When I was 38 I was no longer enjoying life at a stove. My life had changed, I was working 100 hours a week. I had two sons and I'd leave home in the morning at 7am when they were still sleeping and get home at midnight and they were asleep. I was being judged by people who had less knowledge than me, so what was it truly worth? On December 23 1999, I retired after 22 years at the stove and handed back my Michelin stars.ON FOOD
When I look at where gastronomy is today, it couldn't be further from when I started. I'm a classicist. Today we live in a world of refinement, not invention.
I like my food quite simple and don't like all the fluff and complications. Give me a couple of great courses and I'm happy.
The emphasis has gone into presentation, and have you noticed when you go into a restaurant you don't have that wonderful aroma of food any longer? The most important table in the world is the table at home in the kitchen.When I order a fillet of beef with a wild mushroom sauce and discover halfway through the meal there are no mushrooms or sauce left, I just don't get it. A few dribbles of sauce!
Great chefs I know have three things in common - they respect that mother nature is the true artist, and they are the cook; everything they do is an extension of themselves.
If you think about travelling, what makes it exceptional? It's the food. Nothing enriches your life more than delicious food.ON LIFE
I was never an ambitious man and never set out to be famous. One thing I learnt over the years was that privacy was freedom.I now spend seven months of my year travelling outside of the UK. I'm developing a hotel just outside Bath, restoring an old Victorian house built in 1817.
My one son is a chef, working with the boys from elBulli in Barcelona, my other son a rock and roller, and my daughter a ballerina.
Everything I did in my life was a stepping stone to self discovery. By discovering oneself you give for the right reason and accept for the right reason.

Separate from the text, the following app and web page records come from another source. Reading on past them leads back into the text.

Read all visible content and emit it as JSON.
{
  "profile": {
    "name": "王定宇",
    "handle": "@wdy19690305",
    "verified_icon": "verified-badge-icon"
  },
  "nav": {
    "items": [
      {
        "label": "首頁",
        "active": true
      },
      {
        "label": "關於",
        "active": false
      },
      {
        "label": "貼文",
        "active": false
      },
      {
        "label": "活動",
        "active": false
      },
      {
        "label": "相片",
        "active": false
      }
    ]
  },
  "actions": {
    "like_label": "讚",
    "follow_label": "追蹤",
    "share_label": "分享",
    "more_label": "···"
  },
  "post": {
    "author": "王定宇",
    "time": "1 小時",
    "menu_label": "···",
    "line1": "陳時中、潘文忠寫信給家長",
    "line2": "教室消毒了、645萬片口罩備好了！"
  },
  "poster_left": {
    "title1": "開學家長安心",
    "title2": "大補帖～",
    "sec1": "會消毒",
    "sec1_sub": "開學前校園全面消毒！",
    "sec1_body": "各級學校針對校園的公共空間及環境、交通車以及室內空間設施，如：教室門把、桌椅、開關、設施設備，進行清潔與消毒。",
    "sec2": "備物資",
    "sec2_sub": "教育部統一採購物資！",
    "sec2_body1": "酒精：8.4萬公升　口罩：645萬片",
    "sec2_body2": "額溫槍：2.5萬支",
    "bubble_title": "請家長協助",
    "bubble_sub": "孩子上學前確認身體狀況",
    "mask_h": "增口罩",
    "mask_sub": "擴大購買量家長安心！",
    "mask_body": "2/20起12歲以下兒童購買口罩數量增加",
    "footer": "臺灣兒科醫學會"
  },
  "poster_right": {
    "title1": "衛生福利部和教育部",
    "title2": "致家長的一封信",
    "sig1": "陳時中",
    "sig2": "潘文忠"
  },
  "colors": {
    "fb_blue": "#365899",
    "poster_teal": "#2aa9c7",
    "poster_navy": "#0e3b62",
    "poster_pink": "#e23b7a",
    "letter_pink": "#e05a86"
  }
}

I've never been happier in my life.
• Marco Pierre White is in South Africa for the Good Food & Wine Show, courtesy ofBritish Airways.